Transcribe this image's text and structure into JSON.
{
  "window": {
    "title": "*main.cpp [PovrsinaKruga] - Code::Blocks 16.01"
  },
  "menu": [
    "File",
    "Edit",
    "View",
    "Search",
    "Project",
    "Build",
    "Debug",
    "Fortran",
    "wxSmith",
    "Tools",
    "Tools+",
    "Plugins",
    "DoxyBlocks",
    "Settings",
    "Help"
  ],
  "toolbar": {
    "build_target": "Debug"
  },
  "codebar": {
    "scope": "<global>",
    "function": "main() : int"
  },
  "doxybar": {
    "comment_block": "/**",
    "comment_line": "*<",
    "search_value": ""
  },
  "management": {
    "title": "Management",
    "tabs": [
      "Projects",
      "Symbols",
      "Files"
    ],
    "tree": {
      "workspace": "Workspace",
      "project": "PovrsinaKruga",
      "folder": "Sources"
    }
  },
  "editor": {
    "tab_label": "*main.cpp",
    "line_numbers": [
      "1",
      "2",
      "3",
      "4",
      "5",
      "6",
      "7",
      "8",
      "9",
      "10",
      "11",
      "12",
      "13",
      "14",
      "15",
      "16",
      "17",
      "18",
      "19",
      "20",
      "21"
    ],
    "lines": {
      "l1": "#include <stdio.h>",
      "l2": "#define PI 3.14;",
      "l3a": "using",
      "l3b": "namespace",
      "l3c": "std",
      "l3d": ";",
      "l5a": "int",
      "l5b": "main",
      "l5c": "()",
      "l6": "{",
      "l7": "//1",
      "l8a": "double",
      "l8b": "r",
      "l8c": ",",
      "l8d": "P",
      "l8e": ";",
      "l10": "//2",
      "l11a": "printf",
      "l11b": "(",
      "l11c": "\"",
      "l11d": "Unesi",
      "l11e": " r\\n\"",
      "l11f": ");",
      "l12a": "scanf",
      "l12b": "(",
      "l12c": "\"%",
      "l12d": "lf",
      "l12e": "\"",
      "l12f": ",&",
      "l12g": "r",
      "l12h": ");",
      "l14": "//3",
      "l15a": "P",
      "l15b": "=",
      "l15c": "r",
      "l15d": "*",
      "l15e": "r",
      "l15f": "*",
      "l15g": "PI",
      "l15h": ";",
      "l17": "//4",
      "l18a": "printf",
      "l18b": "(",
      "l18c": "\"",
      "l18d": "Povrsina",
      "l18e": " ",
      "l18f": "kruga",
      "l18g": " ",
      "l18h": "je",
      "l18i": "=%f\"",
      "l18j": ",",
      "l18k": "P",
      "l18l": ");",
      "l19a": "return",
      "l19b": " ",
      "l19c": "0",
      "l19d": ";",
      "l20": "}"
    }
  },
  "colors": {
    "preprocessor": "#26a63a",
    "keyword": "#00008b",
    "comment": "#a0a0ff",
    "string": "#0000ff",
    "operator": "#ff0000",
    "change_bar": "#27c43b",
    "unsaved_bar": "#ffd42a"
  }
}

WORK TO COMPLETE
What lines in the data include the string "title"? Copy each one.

RESULT BELOW
    "title": "*main.cpp [PovrsinaKruga] - Code::Blocks 16.01"
    "title": "Management",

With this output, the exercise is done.